Tracing the route of Applique work

When migrants came from Sindh (Paskistan) to Jamnagar in 1946 during the India-Pakistan partition, they brought with them almost nothing except for the ancient craft of applique work that their forefathers had taught them. In Jamnagar some took to weaving dhablas (coarse woolen shawls) and Tangalias (skirt pieces) for the local community, while others took to working as laborers in farmlands and construction sites.

From leftovers of stitched dresses made by some who took up tailoring, the women folk started making appliqué quilts, Chandarvos (wedding decorations), Torans (embellishment for entrance of the house), Dharamyas and other decorative items for their homes and cattle. This helped the struggling families struggling to meet ends at that time.

In 1978, the situation improved with big orders from state associations. Not only are families into doing full-time business in appliqué work but training of others in the low income group women has been undertaken.
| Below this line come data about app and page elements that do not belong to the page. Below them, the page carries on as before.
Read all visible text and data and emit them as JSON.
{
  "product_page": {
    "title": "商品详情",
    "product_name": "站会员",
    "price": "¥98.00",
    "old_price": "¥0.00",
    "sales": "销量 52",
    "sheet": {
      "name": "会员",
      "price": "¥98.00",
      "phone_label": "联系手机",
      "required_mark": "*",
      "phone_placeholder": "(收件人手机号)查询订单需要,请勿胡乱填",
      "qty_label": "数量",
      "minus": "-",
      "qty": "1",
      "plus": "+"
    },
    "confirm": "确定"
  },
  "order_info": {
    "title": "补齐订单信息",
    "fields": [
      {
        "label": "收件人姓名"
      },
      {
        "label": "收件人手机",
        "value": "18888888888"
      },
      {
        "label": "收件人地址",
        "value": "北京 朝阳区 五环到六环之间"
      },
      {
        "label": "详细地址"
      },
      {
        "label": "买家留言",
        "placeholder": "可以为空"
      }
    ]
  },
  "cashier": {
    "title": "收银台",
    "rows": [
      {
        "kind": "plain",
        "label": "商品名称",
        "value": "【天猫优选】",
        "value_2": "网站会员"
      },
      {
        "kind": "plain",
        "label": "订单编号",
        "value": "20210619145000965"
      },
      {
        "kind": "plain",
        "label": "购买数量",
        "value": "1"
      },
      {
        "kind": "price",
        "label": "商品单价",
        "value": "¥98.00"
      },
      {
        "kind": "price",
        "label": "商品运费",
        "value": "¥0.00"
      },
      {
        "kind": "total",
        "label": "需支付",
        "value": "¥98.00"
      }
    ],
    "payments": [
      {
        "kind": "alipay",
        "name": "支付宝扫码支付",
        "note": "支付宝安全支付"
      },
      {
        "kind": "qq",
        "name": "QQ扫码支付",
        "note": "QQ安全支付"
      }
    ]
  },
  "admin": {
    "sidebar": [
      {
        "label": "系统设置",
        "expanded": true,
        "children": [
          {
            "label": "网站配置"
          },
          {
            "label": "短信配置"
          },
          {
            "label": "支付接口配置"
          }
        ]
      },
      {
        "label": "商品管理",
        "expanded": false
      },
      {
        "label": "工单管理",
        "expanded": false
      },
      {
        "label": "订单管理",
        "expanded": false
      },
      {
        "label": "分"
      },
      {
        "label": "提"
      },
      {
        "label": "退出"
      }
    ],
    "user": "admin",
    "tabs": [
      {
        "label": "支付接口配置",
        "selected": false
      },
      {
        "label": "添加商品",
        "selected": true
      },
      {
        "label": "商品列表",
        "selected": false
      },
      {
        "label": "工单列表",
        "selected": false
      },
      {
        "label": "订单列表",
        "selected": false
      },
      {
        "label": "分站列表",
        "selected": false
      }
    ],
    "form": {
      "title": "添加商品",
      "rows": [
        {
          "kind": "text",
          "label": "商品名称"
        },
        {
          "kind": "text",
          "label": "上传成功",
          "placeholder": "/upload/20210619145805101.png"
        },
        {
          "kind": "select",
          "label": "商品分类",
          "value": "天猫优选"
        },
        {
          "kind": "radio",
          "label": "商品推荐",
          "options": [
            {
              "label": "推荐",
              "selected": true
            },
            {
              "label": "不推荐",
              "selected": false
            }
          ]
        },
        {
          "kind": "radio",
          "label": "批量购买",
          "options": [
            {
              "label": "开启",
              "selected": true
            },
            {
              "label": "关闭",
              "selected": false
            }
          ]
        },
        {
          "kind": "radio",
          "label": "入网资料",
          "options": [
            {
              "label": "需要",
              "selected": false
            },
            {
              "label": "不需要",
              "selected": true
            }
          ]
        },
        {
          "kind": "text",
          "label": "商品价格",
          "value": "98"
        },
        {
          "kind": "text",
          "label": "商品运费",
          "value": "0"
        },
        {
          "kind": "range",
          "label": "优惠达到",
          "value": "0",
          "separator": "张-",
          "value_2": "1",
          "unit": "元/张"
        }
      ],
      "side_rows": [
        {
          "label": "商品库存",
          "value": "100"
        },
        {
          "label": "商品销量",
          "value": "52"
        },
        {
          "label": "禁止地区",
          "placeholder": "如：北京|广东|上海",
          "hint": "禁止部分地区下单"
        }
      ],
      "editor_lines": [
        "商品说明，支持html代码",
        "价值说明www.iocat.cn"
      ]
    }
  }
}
Today, the top designers of the country develop products for them to execute.